● Materials provided:
────────────────────

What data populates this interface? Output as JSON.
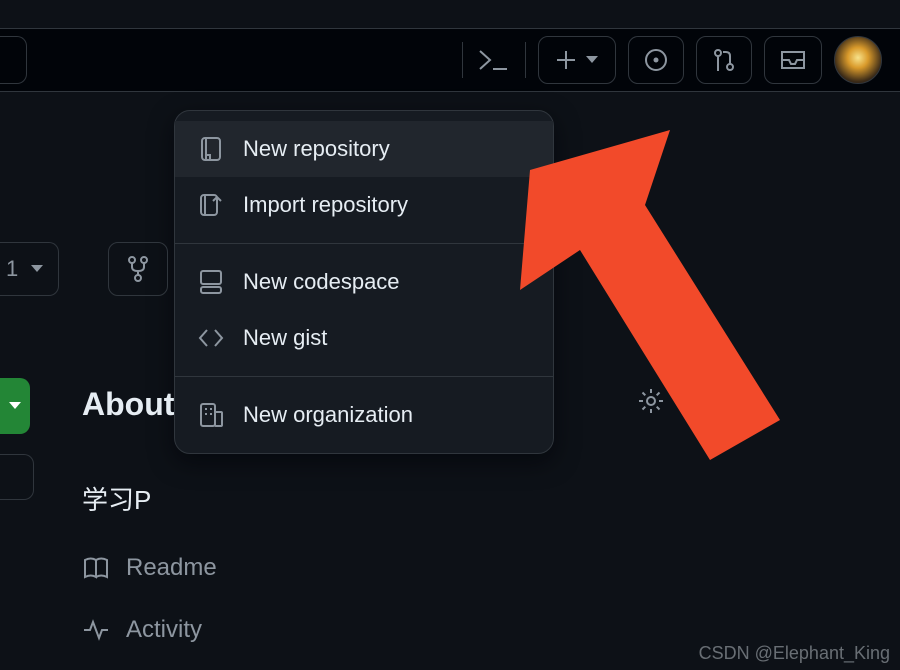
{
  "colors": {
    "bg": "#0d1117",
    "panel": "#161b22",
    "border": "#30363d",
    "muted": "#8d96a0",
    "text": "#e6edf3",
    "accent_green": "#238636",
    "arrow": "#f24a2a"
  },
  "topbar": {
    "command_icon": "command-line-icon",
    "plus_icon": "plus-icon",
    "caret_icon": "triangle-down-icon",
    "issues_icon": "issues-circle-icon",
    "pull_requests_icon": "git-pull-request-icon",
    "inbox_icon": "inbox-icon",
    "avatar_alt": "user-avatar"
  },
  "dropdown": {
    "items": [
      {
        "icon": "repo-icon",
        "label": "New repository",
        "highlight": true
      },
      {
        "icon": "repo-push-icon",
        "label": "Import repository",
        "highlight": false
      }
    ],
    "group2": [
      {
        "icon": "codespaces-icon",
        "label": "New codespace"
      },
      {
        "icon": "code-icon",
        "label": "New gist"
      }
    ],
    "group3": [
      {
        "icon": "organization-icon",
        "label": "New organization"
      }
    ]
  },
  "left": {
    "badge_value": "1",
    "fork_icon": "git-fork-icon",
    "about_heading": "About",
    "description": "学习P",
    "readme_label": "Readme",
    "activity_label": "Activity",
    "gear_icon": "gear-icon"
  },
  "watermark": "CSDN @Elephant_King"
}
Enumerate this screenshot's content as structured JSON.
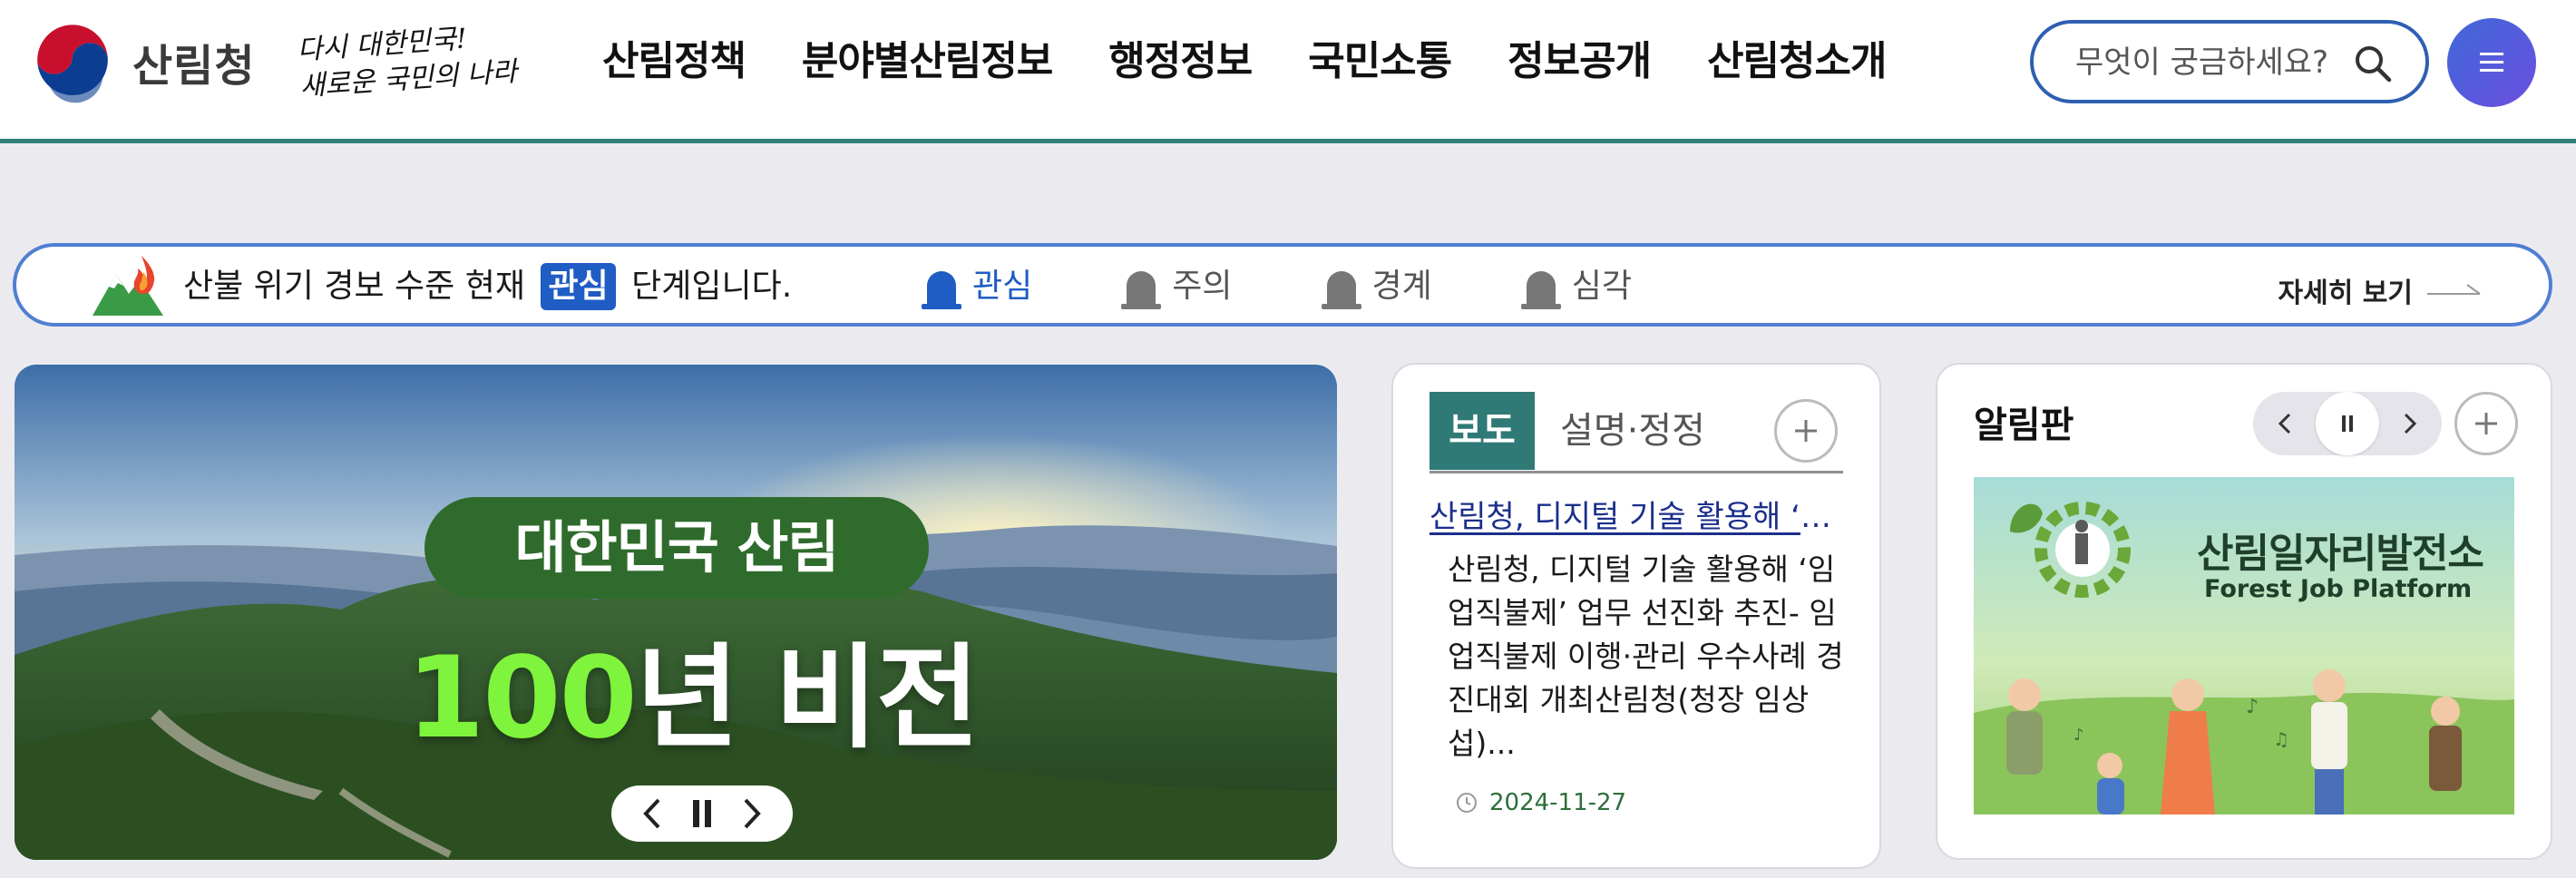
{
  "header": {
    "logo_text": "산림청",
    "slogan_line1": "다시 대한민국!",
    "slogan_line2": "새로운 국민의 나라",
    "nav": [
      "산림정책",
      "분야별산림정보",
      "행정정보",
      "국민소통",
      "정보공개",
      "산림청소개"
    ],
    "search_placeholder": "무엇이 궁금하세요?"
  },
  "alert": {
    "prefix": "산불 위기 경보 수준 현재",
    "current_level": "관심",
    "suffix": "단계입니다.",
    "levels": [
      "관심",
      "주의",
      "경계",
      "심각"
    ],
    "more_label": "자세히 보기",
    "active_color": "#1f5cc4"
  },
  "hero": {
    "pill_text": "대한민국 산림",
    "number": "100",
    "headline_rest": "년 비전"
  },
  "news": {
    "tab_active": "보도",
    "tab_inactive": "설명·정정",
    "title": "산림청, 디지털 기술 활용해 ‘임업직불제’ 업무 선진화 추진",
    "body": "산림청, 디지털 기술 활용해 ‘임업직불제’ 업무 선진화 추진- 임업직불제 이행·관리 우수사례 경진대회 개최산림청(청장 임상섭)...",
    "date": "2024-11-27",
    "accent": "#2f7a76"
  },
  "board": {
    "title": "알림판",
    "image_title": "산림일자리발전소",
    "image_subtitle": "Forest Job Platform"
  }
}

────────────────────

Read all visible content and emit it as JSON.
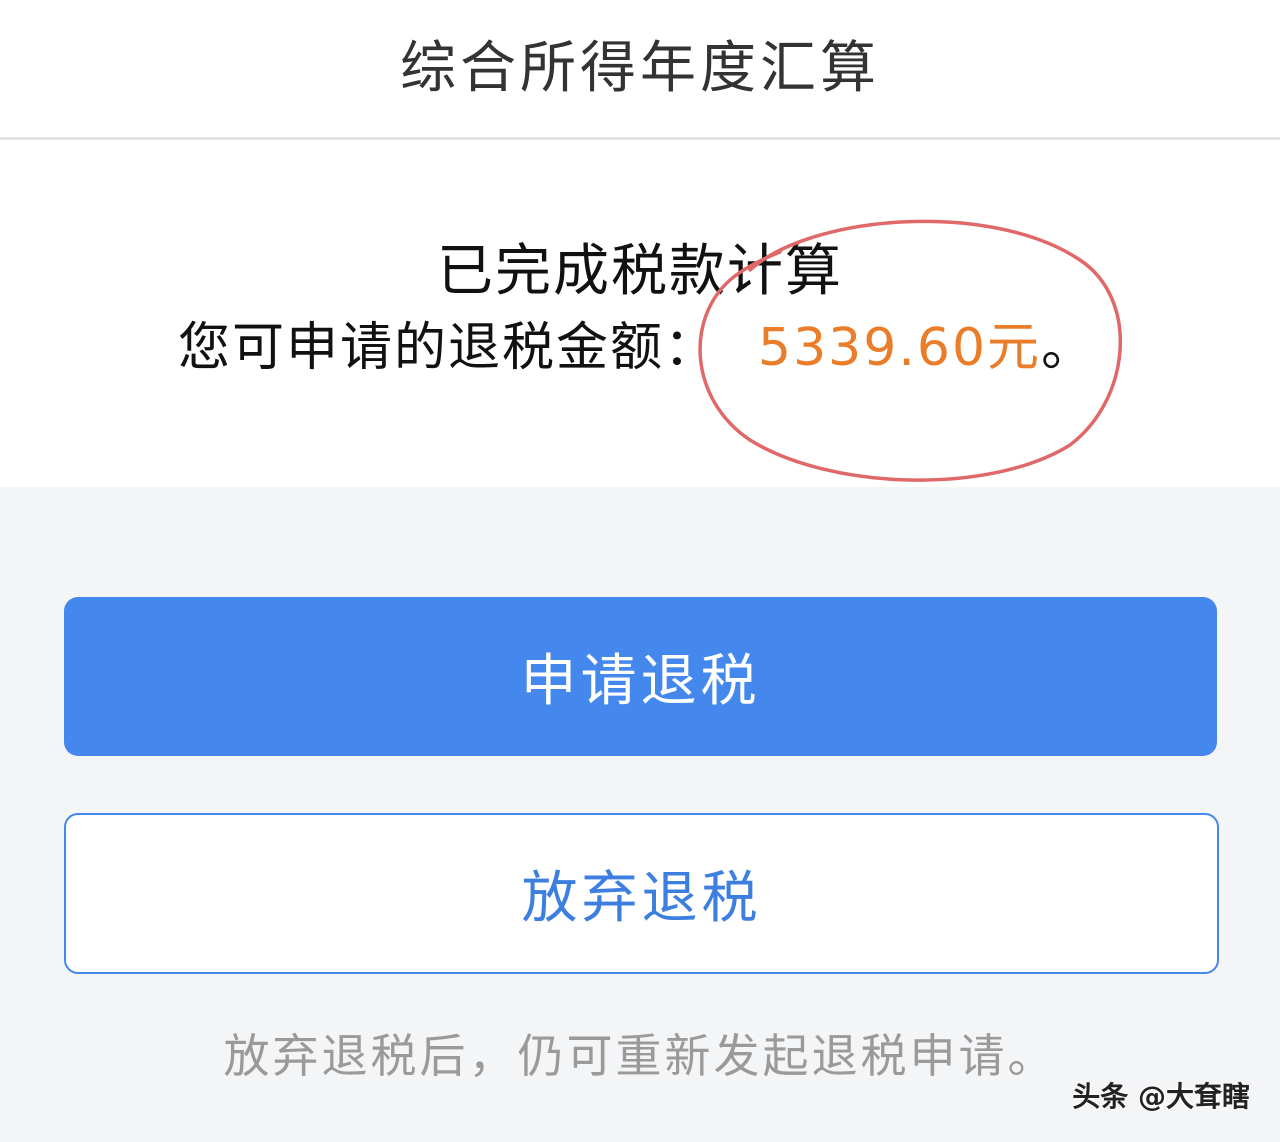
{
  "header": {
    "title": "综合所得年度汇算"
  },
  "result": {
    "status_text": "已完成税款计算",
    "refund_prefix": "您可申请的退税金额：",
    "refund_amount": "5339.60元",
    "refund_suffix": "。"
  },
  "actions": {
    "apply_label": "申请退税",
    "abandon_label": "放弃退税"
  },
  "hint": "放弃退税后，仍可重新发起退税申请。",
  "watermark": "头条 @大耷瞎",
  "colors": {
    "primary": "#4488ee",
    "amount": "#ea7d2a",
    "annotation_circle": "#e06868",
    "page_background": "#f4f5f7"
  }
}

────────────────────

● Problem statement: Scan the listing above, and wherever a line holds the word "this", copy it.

● Result below:
What data populates this interface? Output as JSON.
Enumerate this screenshot's content as structured JSON.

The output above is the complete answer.